▸ **Work required**:
Your task is to find every line of the listing that includes "title" and copy it.

▸ **Listed entries**:
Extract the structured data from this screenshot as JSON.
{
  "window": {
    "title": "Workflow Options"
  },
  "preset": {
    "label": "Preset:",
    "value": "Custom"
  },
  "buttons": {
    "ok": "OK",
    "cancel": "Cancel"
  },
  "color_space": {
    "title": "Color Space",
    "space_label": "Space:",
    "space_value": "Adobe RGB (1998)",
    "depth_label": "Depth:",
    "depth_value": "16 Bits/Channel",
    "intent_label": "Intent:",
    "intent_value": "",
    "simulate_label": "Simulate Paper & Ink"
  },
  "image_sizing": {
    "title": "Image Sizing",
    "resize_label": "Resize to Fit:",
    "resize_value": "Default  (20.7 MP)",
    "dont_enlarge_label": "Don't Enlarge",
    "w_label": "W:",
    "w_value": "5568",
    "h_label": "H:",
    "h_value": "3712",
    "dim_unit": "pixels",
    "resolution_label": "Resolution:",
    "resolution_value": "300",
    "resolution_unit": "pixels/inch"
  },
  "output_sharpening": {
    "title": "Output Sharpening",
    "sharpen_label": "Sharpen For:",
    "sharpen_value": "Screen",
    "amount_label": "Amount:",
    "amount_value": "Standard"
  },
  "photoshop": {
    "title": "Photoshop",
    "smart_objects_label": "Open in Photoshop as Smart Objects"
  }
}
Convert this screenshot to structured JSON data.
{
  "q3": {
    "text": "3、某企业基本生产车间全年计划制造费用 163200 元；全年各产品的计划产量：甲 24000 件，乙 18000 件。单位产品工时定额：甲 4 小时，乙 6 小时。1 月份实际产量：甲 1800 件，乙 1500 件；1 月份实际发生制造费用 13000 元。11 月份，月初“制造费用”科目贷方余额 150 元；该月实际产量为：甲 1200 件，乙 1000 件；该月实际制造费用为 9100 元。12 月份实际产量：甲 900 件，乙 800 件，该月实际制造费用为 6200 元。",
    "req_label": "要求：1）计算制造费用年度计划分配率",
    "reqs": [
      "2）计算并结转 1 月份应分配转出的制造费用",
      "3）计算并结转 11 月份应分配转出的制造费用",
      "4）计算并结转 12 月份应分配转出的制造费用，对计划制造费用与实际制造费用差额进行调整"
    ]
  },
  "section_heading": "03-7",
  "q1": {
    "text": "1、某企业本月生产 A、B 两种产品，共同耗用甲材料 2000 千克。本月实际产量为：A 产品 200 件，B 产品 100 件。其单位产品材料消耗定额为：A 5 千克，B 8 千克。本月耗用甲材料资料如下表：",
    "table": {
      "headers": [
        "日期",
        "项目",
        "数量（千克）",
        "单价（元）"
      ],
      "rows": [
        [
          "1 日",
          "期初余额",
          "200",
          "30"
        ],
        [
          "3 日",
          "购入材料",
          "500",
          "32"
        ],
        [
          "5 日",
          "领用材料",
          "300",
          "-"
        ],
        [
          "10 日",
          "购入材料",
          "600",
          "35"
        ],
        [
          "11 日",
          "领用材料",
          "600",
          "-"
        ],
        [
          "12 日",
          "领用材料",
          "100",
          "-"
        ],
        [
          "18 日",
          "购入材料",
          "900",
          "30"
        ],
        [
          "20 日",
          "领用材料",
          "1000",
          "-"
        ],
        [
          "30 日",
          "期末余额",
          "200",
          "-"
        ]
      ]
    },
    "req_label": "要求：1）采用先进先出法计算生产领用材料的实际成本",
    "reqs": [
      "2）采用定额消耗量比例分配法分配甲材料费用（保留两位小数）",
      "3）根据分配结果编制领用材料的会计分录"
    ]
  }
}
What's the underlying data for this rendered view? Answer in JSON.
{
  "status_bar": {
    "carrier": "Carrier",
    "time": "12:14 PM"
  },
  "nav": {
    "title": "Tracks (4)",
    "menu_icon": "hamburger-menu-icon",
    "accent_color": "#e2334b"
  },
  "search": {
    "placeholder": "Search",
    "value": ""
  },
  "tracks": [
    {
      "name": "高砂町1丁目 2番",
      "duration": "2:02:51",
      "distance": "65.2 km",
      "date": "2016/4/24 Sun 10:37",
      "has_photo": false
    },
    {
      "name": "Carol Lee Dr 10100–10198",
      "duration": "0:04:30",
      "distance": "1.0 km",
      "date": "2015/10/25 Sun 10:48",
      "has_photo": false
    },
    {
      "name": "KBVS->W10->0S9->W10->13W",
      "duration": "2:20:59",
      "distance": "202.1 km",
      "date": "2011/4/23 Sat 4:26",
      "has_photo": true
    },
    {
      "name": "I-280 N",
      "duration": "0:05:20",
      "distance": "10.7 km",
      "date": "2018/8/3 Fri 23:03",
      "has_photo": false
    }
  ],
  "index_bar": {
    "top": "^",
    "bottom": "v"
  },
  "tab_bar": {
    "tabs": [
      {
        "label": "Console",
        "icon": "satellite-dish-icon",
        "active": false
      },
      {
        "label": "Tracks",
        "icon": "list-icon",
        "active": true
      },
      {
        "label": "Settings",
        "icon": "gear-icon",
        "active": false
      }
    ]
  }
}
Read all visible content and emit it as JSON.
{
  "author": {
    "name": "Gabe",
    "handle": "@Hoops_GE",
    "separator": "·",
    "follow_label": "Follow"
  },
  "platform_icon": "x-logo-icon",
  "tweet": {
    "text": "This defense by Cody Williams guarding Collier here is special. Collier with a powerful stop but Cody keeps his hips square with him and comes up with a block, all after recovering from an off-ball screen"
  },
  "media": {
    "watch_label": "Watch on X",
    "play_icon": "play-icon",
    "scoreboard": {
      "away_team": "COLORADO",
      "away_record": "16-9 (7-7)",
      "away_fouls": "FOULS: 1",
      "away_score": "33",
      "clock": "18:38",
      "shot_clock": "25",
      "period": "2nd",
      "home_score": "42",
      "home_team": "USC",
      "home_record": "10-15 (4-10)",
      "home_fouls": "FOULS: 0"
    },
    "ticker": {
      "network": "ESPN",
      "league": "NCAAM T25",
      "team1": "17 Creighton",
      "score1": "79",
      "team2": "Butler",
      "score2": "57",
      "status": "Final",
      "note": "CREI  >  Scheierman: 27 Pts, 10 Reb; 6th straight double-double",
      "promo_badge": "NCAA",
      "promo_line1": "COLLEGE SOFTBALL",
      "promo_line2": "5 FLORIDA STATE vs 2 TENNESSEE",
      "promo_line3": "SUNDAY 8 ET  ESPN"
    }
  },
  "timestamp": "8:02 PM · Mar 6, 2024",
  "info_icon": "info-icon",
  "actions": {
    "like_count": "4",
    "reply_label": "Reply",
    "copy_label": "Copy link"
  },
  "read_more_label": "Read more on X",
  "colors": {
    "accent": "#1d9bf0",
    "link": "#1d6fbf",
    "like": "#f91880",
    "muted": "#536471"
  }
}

▸ **Finished exercise**:
    "title": "Workflow Options"
    "title": "Color Space",
    "title": "Image Sizing",
    "title": "Output Sharpening",
    "title": "Photoshop",
    "title": "Tracks (4)",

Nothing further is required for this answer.